This post is not about my son’s race at the Wilton XC Invitational on September 13. He ran a smart race and finished 2nd overall in the boys youth 1.5 mile race with a time of 8:40, and helped his team to a 3rd place among some of the best middle school teams in Connecticut. He finished less than 10 meters behind a national level runner. That’s the outcome. This post is about the process – all the things he did leading up to his race.
Let’s start with the goal. For the past year, my son set his goal to win the boys youth race at the Wilton XC Invitational. Two years ago, as a 6th grader, he placed 18th in 9:36, and last year wanted to finish among the top 10. An illness before the race weakened him and he ran a slower 10:02 and was 38th. He walked away from that humbling experience and told me “Dad, next year I want to win!”
My advice to him: “Work hard during the summer and you will be in the mix come race time. Races are won in training. Do the little things that others don’t do.” After his outdoor track season ended with the Junior Olympics, we went to work. Our plan was simple:
- Build the aerobic base during the summer. Incorporate one long run per week (8 miles).
- Increase the lactate threshold with tempo runs once per week.
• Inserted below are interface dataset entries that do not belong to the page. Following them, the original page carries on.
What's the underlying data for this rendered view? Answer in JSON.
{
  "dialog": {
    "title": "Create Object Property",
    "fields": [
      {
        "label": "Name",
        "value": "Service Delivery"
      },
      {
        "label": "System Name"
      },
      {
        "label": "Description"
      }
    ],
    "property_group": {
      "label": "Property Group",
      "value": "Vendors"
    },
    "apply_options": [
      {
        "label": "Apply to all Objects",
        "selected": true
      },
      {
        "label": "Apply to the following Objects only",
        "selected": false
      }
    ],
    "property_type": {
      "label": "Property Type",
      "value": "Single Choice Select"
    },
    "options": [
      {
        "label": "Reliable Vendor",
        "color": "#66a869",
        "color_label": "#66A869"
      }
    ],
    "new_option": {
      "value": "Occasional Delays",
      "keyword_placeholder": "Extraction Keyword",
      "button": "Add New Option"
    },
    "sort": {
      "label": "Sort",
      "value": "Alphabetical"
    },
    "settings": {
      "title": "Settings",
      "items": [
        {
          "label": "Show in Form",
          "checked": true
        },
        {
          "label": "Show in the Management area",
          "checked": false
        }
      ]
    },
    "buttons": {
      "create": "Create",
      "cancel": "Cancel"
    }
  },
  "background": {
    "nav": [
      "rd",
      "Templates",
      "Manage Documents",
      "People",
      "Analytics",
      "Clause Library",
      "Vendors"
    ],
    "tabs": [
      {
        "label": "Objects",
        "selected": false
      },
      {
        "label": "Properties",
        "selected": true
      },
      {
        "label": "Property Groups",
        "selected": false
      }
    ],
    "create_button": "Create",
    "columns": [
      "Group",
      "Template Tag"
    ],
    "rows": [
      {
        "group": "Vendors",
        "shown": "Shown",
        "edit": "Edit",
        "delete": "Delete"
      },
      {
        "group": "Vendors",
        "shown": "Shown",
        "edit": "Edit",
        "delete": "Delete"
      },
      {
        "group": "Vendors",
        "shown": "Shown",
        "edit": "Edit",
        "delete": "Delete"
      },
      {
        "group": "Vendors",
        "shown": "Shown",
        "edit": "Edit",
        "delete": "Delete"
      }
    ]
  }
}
We used the Waveny XC summer series races on Tuesday evenings, usually 2-3 miles on trails and fields.
- Develop speed. Add 6 x 200 meters progression (starting at 36 and ending at 31) on the track after the tempo runs.
- Improve running economy and form with “cruise” intervals (similar to tempo runs, but shorter, e.g. 6 x 800 meters or 3 x 1200 meters).
- Increase strength and flexibility through active isolated flexibility exercises (Dr. Phil Wharton) before and after runs, and a weekly strength session.
- Most important, stay healthy and have fun!
Over a 10-week summer period, my son ran about 350 miles, including 50 miles while at the Nike Green Mountain running camp in August. Week after week, he was able to train with a passion and goal in mind. He stayed healthy. In late August, my son ran a road 5K in 19:57 (as a 12 year old) and we knew we were on track.
In mid-August, about a month before the Wilton Invitational, we added some race specific workouts. With the Tuesday tempo runs and speed work, we added another tempo workout on Saturday, starting with 4 x 1000 meters at 3:30 (about 5:35 mile pace) and then 3 successive Saturdays of running cruise intervals on the Wilton course. We broke the 1.5 mile course into three 1/2 mile sections, ran each in 3:00 (6 minute mile pace on a XC course), and repeated the first 1/2 mile (including the start), which combined was 4 x 1/2 mile at close to race pace with a minute rest interval between each 1/2 mile. During our training I helped my son visualize the race and plan for different race scenarios. No detail was too small. Each Saturday workout was preceded by warming up and cooling down on the Wilton course, with the added benefit that he ran the course 3+ times for 3 consecutive Saturdays.
That was the process. And planning and following a good process improves the probability of a positive outcome. No illness or injury to affect the outcome. Trust your training, I told my son at the starting line. And knowing that races are won in training, he took it out fast and moved to the front at the 400 meter mark. At the 1/2 mile point, he was in the lead with a competitor on his shoulder pushing him, both separated from the chase pack. At the 3/4 mile point, the two were running shoulder to shoulder, with no chase pack in sight. It reminded me of something my son said to me during the summer: “Dad, I want to run in the front like (Steve) Prefontaine.” Coming out of the woods at the mile marker, the two runners were still together.
Both my son and I realized that his nemesis was someone who beat him by 17 hundredths of a second in a sprint finish of a 1600 meter outdoor track race in May. Coming around the field for the final 400 meters, the other runner started to open a small lead and my son fought with everything he had to finish strong. Smiling at my son after he finished 2nd, I told him that in my book, he won the race. He worked hard all summer, he executed perfectly, and coming in less than 10 meters behind a national level XC runner is a win. Further testament is his almost 60 second improvement over 2 years (from 9:36 to 8:40). The process made it possible.
Stretching and visualizing the race
In the lead at the 400 meter mark (Photo © by Fred Gaston)
Running from the front, not afraid to lead the field (Photo © by Fred Gaston)
Controlling the race and separating from the chase pack (Photo © by Fred Gaston)
Final 100 meters, holding on for 2nd place (Photo © by Fred Gaston)
“Dad, I left it all out there” (Photo © by Fred Gaston)
Very happy with the outcome
And the boys team placed 3rd – tiebreaker was necessary to decide 2nd and 3rd place